Francisco Pizarro and Spanish Conquest

Francisco Pizarro arrived in 1532 with 67 horsemen and over 100 foot soldiers and invaded the Incan Empire. The Spanish had the advantage of guns, artillery, and horses, while the external image img-francisco-pizarro.gifIncas did not have much. Pizarro soon captured the empire’s recently appointed autocrat, Atahuualpa. The Incas paid a huge ransom in gold and silver to the Spaniards for the release of Atahualpa, but they killed him anyways. Pizarro and all the Spanish conquistadors then took control of the Incan Empire. Pizarro's capture of Atahualpa showed how much the loss of an emperor can affect and cause damage to society.


The Incas were not able to put up a fight with the Spanish conquistadors because of what the smallpox epidemic had done. Smallpox caused the emperor Huayna Capac and his chosen heir to die, therefore resulting in a civil war between his two sons, Atahualpa and Huascar. This war caused the empire to divide, which made it much easier for Francisco Pizarro and the Spaniards to invade and conquer the area. The Spaniards would not have been able to “enter or win the lands” (Crosby 56) if the land had not been divided in the first place. They may have been able to drive out the Spanish invaders if they had not been hit by smallpox.


Effects
As the disease caused many deaths and problems for the society, it had a strong psychological effect on the Incan Empire. With the death of the beloved emperor,
external image AtahualpaCapture.jpgHuayna Capac, the Incas became devastated. Disease causes great problems and can be terrifying; the outbreak of smallpox that hit the Incas must have “shaken the confidence of the Incas that they still enjoyed the esteem of their gods” (Crosby 57). The civil war was soon to come and that confused the people of the Incan Empire, who were accustomed to the autocracy. The Spanish invasion and conquest was the final disaster that devastated the Incas, affecting them psychologically.

Smallpox contributed to a lot of things in the Inca Empire including many deaths, the downfall of the empire, and the conquering of the empire. Incas were not able to fight off the disease and after the emperor, Huanya Capac, died, the empire slowly crumbled. Francisco Pizarro was easily able to come to the Inca Empire and take over it because of the downfall of the empire, which was caused by smallpox. Overall, the Incas suffered a lot because of smallpox and an ancient civilization fell.

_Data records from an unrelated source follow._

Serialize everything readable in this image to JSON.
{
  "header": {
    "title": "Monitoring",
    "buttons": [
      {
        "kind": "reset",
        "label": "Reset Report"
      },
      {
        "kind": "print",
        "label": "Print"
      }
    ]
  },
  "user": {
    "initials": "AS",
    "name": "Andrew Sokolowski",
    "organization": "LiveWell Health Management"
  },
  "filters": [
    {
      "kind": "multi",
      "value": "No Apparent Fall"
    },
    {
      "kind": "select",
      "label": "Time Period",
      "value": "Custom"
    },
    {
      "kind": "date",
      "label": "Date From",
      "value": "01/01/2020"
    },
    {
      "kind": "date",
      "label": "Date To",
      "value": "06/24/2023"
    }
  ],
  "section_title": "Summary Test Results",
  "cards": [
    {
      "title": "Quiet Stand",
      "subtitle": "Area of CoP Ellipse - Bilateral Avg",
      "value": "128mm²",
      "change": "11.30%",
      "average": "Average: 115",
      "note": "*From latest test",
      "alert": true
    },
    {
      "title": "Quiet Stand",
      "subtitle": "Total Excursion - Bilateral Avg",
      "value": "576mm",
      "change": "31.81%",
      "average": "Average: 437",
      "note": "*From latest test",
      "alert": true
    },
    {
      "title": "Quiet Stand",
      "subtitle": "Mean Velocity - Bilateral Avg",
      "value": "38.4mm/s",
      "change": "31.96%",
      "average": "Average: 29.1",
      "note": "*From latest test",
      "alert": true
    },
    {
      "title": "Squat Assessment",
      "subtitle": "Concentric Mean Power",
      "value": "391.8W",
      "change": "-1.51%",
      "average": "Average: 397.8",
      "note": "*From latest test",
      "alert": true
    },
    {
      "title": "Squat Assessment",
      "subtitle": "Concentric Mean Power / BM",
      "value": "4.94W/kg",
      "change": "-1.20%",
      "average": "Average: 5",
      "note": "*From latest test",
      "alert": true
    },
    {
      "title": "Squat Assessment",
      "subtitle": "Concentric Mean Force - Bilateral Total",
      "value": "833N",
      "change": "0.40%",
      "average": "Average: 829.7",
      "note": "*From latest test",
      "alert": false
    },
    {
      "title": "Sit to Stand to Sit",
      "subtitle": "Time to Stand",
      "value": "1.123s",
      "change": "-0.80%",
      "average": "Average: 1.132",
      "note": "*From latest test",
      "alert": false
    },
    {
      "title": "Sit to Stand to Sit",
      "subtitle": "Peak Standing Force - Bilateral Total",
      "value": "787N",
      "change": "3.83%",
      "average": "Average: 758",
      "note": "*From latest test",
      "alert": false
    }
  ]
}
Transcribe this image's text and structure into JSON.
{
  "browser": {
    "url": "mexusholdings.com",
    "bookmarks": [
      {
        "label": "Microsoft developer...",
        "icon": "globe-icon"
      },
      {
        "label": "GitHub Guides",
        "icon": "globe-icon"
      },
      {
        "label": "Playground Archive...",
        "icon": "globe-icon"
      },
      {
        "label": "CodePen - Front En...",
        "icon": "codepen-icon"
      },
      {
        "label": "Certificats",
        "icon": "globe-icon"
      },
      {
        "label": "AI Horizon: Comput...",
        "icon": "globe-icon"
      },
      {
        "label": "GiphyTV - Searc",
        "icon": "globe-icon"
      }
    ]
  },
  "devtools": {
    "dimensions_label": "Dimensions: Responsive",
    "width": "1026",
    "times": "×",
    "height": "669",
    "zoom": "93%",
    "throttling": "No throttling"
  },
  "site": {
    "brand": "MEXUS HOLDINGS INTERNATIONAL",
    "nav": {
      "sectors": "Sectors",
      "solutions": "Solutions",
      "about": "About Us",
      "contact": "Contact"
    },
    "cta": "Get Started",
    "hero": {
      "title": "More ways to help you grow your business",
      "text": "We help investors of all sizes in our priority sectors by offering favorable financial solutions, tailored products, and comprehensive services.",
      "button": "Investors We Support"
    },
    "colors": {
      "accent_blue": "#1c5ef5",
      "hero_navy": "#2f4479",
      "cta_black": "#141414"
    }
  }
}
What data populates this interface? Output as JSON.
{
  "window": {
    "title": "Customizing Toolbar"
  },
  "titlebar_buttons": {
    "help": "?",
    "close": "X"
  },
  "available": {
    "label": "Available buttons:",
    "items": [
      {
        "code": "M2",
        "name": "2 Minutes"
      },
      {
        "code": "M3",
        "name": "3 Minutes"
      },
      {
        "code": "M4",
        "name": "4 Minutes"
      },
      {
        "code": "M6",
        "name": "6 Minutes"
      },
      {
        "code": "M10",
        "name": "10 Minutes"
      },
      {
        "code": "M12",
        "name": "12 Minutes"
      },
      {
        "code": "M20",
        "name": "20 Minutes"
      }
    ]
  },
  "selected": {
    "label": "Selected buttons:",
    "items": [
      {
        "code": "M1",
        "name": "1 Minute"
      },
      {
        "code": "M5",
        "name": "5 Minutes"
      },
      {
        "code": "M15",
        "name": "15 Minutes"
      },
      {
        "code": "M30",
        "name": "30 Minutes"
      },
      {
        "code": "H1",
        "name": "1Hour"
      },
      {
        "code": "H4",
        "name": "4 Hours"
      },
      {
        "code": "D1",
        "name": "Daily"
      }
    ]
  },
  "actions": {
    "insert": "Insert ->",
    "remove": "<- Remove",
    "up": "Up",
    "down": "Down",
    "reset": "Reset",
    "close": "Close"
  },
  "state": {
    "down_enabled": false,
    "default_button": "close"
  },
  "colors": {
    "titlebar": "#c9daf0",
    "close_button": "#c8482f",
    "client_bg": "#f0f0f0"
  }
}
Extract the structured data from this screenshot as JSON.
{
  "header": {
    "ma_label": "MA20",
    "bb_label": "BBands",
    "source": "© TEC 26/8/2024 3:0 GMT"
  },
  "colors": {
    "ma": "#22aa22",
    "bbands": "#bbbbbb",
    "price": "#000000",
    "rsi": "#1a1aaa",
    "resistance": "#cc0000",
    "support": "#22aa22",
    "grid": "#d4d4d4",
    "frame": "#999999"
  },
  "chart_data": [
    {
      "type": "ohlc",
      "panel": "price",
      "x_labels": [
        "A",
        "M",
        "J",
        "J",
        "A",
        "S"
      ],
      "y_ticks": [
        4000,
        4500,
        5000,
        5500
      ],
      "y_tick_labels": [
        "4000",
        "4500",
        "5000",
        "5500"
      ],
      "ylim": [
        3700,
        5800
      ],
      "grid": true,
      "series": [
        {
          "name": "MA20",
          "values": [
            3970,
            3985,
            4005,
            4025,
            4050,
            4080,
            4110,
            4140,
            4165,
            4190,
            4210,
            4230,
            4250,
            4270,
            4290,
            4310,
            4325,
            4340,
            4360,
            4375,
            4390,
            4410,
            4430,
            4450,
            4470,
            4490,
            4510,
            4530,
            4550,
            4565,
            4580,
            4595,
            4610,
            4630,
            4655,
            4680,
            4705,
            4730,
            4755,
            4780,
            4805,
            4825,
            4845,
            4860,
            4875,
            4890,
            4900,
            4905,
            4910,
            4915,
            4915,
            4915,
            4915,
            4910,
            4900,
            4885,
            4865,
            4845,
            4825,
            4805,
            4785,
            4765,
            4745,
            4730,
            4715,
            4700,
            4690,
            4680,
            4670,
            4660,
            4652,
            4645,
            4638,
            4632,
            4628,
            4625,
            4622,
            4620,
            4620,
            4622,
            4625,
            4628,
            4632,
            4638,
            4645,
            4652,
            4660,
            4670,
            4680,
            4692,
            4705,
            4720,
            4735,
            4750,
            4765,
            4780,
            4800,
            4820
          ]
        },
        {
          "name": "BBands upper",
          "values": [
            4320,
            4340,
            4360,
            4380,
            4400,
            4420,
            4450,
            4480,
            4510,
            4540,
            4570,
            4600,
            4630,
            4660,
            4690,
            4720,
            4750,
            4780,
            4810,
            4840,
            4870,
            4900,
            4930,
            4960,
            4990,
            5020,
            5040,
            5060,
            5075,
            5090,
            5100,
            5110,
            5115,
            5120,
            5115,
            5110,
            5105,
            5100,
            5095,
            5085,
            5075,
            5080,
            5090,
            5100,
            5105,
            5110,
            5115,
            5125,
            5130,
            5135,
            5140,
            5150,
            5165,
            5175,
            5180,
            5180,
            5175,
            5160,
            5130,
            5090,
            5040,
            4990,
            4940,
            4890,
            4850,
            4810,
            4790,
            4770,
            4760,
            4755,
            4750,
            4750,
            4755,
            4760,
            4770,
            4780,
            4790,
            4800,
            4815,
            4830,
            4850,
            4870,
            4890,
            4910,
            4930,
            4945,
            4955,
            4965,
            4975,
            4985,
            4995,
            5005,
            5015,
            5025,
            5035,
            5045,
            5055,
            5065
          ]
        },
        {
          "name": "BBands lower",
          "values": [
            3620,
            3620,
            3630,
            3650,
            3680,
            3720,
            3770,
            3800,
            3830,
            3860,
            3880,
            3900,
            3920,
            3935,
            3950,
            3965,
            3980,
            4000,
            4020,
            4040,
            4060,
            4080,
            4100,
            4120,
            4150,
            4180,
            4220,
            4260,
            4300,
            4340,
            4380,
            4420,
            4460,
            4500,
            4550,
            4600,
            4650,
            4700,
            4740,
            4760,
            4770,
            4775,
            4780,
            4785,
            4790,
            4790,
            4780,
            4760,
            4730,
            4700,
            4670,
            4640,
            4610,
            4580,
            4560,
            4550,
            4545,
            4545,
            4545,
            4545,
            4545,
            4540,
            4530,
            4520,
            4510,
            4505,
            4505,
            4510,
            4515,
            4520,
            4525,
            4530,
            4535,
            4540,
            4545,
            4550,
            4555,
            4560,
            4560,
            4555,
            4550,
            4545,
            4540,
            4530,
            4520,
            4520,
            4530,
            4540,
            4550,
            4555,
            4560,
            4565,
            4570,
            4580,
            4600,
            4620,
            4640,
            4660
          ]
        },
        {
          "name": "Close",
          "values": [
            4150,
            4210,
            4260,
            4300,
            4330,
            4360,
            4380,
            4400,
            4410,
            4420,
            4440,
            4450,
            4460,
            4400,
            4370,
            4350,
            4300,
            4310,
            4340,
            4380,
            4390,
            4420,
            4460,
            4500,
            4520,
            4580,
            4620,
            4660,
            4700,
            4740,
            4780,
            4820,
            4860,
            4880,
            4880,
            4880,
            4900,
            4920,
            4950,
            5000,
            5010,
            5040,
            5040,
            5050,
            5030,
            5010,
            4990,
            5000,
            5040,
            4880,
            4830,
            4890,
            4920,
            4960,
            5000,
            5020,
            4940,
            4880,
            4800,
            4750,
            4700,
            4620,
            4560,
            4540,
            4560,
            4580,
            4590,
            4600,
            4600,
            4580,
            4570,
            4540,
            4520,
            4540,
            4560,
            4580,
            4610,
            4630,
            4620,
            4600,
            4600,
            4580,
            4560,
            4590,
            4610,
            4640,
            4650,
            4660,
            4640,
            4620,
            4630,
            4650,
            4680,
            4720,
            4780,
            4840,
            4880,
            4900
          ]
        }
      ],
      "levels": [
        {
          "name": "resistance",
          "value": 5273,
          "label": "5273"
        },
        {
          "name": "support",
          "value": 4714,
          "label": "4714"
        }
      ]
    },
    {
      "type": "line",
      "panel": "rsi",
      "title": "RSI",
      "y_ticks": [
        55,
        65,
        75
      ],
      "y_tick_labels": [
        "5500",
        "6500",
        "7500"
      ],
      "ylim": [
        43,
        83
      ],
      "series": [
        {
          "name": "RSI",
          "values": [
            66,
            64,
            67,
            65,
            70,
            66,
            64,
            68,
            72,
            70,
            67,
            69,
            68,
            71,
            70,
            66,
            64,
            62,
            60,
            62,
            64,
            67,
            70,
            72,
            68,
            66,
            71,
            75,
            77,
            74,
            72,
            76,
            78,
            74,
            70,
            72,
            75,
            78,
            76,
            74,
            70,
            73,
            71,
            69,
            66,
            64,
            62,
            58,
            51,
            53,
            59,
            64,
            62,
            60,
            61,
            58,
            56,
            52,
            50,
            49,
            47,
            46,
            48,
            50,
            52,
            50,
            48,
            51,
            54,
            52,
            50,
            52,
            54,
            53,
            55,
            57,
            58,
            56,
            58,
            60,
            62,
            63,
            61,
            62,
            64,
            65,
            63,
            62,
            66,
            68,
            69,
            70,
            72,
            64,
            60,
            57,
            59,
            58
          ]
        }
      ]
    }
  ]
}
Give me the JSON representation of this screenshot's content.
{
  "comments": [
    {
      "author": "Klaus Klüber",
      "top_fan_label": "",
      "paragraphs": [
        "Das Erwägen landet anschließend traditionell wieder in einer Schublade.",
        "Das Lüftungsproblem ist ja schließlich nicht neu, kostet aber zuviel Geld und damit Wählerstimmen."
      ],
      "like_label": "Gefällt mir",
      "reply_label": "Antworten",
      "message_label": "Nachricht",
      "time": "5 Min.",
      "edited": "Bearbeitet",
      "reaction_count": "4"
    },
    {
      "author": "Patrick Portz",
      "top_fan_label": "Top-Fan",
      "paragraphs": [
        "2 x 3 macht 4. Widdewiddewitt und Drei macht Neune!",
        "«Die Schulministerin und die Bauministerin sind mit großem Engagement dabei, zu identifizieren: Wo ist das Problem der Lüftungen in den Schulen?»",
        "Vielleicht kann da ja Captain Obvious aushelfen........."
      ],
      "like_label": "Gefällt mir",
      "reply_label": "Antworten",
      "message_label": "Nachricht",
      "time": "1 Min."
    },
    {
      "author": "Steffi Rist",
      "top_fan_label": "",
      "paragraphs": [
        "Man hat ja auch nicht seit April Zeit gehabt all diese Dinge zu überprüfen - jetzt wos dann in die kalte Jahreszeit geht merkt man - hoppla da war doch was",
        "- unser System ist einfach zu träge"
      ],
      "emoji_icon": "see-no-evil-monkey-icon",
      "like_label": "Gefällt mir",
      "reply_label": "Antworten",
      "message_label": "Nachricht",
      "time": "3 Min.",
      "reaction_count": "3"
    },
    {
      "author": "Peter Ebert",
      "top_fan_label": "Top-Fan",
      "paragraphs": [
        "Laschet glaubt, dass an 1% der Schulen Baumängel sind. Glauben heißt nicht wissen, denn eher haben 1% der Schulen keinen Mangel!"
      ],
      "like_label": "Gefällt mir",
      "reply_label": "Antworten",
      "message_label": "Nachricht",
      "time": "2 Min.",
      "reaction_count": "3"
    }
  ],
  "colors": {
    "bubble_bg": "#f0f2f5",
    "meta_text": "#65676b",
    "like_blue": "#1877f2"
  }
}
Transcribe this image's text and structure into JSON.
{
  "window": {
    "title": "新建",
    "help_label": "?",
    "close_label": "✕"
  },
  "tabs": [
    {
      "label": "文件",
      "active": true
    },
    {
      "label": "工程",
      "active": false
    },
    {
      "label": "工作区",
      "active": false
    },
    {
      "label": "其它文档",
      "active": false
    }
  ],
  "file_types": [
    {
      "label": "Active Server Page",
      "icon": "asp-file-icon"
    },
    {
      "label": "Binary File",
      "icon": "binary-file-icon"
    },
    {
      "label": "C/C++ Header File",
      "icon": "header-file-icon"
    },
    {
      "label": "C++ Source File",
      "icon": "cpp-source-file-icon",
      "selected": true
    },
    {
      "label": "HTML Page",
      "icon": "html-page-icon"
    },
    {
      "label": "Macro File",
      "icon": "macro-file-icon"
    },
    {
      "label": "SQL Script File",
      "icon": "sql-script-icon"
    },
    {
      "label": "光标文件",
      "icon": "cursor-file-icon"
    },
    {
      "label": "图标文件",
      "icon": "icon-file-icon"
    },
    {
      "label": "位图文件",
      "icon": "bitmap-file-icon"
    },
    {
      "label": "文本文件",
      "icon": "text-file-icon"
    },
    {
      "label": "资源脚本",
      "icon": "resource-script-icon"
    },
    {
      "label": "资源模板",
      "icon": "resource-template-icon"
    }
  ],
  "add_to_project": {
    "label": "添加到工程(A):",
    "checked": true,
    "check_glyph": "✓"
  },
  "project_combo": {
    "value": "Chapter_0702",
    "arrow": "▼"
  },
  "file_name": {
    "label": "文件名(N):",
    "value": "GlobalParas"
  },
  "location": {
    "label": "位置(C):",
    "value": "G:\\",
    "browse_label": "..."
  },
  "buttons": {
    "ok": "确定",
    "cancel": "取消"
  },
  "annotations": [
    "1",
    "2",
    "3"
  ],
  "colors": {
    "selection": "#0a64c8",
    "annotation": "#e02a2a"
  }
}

Bibliography

“Conquistadors: The Inca Empire” PBS. Available at: http://www.pbs.org/opb/conquistadors/peru/peru.htm
Dunnel, Tony. “The History of Smallpox in Latin America.” Available at: http://latin-american-colonization.suite101.com/article.cfm/the_history_of_smallpox_in_latin_america
"European Voyages of Exploration: The Inca Empire." The European Voyages of Exploration. The University of Calgary. Web. 17 Jan. 2010. Available at: http://www.ucalgary.ca/applied_history/tutor/eurvoya/inca.html

Giblin, James Cross. When Plague Strikes: The Black Death, Smallpox, AIDS. null. Reprint. New York: HarperTrophy, 1997. Print.
"Inca." Minnesota State University, Mankato. Web. 17 Jan. 2010. Availabe at: http://www.mnsu.edu/emuseum/prehistory/latinamerica/south/cultures/inca.html
MacQuarrie, Kim. The Last Days of the Incas. Simon and Schuster Paperbacks, 2007
Orlow, Elizabeth. “Silent Killers of the New World.” Millersville University http://www.millersville.edu/~columbus/papers/orlow-e.html

Photograph. The Conquest of the Inca Empire. The Applied History Research Group, 1997. Web. 14 Jan. 2010. http://www.ucalgary.ca/applied_history/tutor/eurvoya/inca.html.
"The Inca (Overview)." World History: Ancient and Medieval Eras. ABC-CLIO, 2010. Web. 13 Jan. 2010. Available at: http://www.ancienthistory.abc-clio.com.
“The Story of Smallpox and Other Deadly Eurasian Germs,” Guns, Germs, and Steel. Available at:
http://www.pbs.org/gunsgermssteel/variables/smallpox.html
Crosby, Alfred W.. The Columbian Exchange: Biological and Cultural Consequences of 1492 30th Anniversary Edition. 30 Anv ed. Westport, Connecticut: Praeger Paperback, 2003. Print.
Watts, Sheldon. Epidemics & History: Disease, Power and Imperialism. 1 ed. New Haven: Yale University Press, 1997. Print.